No camera angle magic, no flawless porcelain-like skin, and not even a hint of a smile – the selfies that Izumi Miyazaki takes often shows her looking unflatteringly solemn or completely emotionless. It’s clear that her rise to internet fame wasn’t the result of crafting a facade of beauty and perfection like the typical female internet celebrity. Instead, her devoted online following and feature in TIME magazine are the results of the absurdly and delightfully surreal self-portraits that she regularly uploads. Born in 1994, the Musashino Art University graduate uses Photoshop to expand on and exaggerate the possibilities of reality, creating a quirky and outlandish world of black humor where she touches on the heavy subjects of death, loneliness, and identity. “The tomato sauce coming out of my decapitated head represent my feelings towards mortality,” Miyazaki explains of the above image. “The imagery is meant to present a positive attitude towards death. It’s the same with the photo of my head being cut in half with a fish, I wanted to share my feelings in a comical way.” Scroll down to check out some more of Miyazaki’s self-portraits.
没有黄金45度仰拍，没有无暇的蛋壳肌，甚至连一丝笑容都没有，她总以一副严肃甚至有点呆滞的表情出现在镜头前。日本少女Izumi Miyazaki就是以她与众不同的超现实自拍照走红于网络，甚至登上了美国时代周刊。Izumi Miyazaki于1994年出生于日本山梨县，就读于武藏野美术大学。她利用Photoshop放大了现实世界的可能性，营造出古怪荒诞的个人世界，用冷幽默的画面去传达她对孤独、死亡和身份认同等话题的理解。

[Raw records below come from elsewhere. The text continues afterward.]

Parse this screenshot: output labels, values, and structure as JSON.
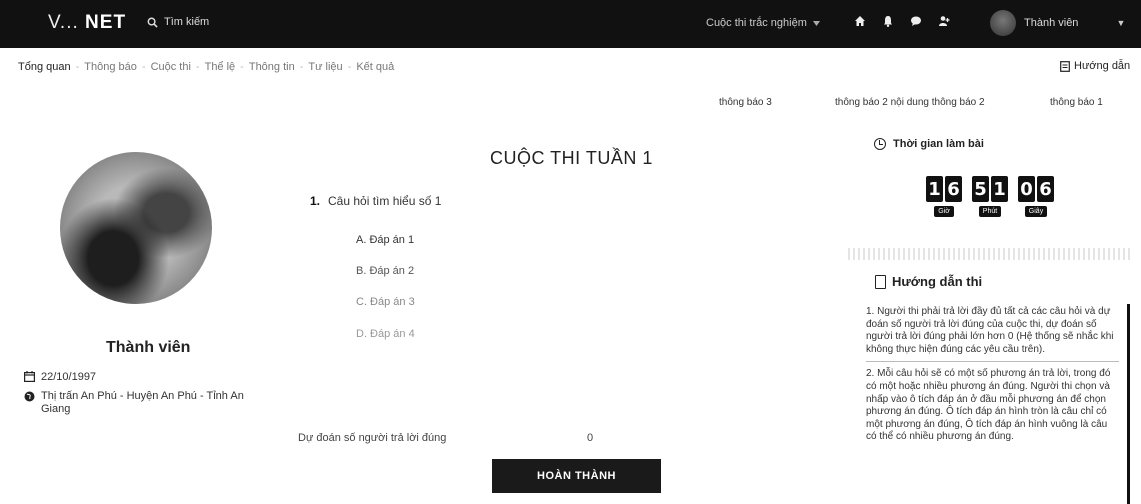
{
  "topbar": {
    "logo_prefix": "V...",
    "logo_main": "NET",
    "search_label": "Tìm kiếm",
    "contest_menu": "Cuộc thi trắc nghiệm",
    "user_label": "Thành viên"
  },
  "subnav": {
    "items": [
      "Tổng quan",
      "Thông báo",
      "Cuộc thi",
      "Thể lệ",
      "Thông tin",
      "Tư liệu",
      "Kết quả"
    ],
    "guide_link": "Hướng dẫn"
  },
  "notices": [
    "thông báo 3",
    "thông báo 2 nội dung thông báo 2",
    "thông báo 1"
  ],
  "profile": {
    "name": "Thành viên",
    "birthday": "22/10/1997",
    "address": "Thị trấn An Phú - Huyện An Phú - Tỉnh An Giang"
  },
  "quiz": {
    "title": "CUỘC THI TUẦN 1",
    "question_number": "1.",
    "question_text": "Câu hỏi tìm hiểu số 1",
    "answers": [
      "A. Đáp án 1",
      "B. Đáp án 2",
      "C. Đáp án 3",
      "D. Đáp án 4"
    ],
    "predict_label": "Dự đoán số người trả lời đúng",
    "predict_value": "0",
    "finish_button": "HOÀN THÀNH"
  },
  "timer": {
    "title": "Thời gian làm bài",
    "hours": [
      "1",
      "6"
    ],
    "minutes": [
      "5",
      "1"
    ],
    "seconds": [
      "0",
      "6"
    ],
    "unit_hours": "Giờ",
    "unit_minutes": "Phút",
    "unit_seconds": "Giây"
  },
  "guide": {
    "title": "Hướng dẫn thi",
    "paragraphs": [
      "1. Người thi phải trả lời đầy đủ tất cả các câu hỏi và dự đoán số người trả lời đúng của cuộc thi, dự đoán số người trả lời đúng phải lớn hơn 0 (Hệ thống sẽ nhắc khi không thực hiện đúng các yêu cầu trên).",
      "2. Mỗi câu hỏi sẽ có một số phương án trả lời, trong đó có một hoặc nhiều phương án đúng. Người thi chọn và nhấp vào ô tích đáp án ở đầu mỗi phương án để chọn phương án đúng. Ô tích đáp án hình tròn là câu chỉ có một phương án đúng, Ô tích đáp án hình vuông là câu có thể có nhiều phương án đúng."
    ]
  },
  "colors": {
    "topbar_bg": "#111111",
    "button_bg": "#1a1a1a"
  }
}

“脑袋里流出的番茄酱是我对于死亡的态度，这种意象有点乐观又有点滑稽。”在介绍自己作品的时候Izumi Miyazaki这样讲到，“被劈开的生鱼和脑袋也是这样，我想用喜剧的方式去呈现死亡。” 下面一起看看Izumi Miyazaki的更多“迷之自拍“。